In the DC Healthcare Alliance, there is broad acknowledgment that current program rules—particularly a requirement to renew eligibility every 6 months in person—leads to a high rate of turnover or “churn,” because working residents can’t afford to take a day off just to show DC government that they remain eligible. This means that thousands of eligible residents have only intermittent health care coverage, at best, leading to poor health outcomes and higher health costs for the city. It is shameful that the District applies a more restrictive and punitive set of rules to immigrants seeking health care than to other DC residents; no other DC program requires 6-month renewals. In 2017, the Council adopted legislation to eliminate these barriers. But neither the Mayor nor the Council has committed the funding needed to make this a reality.

During the FY 2020 budget debate, the Council pitted the Alliance and UMC against each other unnecessarily and shamefully. When the Council cut the UMC subsidy to $15 million, some of that savings went to a $2.5 million down-payment to increase access to the Alliance. But in the final budget vote on May 28, the $2.5 million was pulled back and shifted to UMC, dashing the hopes of Alliance participants that the Council finally was making progress to help them.

Pitting two health care programs and two communities against each other is wrong. The health of residents East of the River and much needed support for UMC should not come at the expense of immigrant health and improving health care provided by the DC Healthcare Alliance.
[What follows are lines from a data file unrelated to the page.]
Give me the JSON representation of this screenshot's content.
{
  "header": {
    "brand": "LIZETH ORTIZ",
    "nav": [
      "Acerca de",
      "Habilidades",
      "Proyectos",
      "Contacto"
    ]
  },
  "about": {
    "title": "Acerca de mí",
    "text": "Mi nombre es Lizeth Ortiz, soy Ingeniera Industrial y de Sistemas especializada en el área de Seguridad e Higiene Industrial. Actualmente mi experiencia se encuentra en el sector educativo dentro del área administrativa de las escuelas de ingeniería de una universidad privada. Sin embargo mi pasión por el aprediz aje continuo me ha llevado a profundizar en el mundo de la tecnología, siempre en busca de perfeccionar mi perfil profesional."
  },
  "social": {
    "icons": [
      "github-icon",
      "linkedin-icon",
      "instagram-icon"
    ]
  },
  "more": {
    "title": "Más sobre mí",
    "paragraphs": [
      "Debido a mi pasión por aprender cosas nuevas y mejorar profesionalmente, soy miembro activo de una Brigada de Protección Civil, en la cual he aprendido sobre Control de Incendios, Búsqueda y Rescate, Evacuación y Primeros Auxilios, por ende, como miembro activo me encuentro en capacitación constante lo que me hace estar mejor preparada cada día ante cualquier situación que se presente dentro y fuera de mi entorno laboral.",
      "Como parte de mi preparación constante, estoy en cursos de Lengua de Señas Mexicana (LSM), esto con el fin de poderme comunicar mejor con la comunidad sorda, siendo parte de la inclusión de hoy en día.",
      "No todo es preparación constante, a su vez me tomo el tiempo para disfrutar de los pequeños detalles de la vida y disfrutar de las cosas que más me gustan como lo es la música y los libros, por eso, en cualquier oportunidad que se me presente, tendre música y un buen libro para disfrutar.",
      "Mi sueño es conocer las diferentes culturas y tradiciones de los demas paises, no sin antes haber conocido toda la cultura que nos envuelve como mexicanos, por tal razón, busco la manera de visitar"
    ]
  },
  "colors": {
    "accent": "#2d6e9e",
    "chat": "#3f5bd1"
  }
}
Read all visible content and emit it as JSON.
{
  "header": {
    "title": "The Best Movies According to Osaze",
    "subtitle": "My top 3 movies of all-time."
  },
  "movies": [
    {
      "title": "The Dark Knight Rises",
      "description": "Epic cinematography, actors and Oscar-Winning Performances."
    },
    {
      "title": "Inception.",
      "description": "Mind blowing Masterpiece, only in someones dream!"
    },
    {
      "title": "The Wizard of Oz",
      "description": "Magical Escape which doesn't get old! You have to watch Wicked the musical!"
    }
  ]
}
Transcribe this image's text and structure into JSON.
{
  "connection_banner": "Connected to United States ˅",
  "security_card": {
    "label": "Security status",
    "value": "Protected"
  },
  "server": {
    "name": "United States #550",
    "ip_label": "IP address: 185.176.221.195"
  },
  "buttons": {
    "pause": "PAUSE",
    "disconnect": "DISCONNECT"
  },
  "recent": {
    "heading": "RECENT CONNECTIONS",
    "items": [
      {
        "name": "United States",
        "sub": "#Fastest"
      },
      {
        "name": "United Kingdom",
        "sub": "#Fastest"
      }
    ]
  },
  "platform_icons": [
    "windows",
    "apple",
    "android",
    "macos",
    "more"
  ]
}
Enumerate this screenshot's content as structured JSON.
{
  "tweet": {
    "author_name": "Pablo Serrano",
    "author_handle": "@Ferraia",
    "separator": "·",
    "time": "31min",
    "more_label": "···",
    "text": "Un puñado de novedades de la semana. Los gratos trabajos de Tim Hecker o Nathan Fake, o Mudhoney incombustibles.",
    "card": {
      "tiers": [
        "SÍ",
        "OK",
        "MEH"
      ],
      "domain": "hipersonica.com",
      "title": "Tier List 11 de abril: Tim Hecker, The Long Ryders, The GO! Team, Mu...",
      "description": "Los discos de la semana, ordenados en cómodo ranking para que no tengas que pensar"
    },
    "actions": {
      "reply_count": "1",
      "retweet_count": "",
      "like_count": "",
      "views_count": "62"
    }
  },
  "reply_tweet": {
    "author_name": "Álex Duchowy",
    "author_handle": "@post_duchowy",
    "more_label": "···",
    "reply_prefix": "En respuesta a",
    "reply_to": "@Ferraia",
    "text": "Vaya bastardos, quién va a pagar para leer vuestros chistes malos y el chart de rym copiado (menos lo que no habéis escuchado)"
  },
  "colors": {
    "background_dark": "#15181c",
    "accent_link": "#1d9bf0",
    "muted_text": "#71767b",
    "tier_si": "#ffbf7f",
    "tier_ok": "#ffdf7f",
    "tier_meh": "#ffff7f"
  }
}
DC’s leaders should be committed to full and equitable health care access for all DC residents, and that means fully funding both UMC and the Alliance.  That is what we call on the Mayor and Council to do, now.

Signed by:

DC Fiscal Policy Institute

DC Jobs with Justice

District of Columbia Nurses Association

La Clinica Del Pueblo

Legal Aid Society of the District of Columbia

Mary’s Center for Maternal and Child Health

Unity Health Care

Whitman Walker Health

Rev. Graylan Scott Hagler, Pastor, Plymouth Congregational United Church of Christ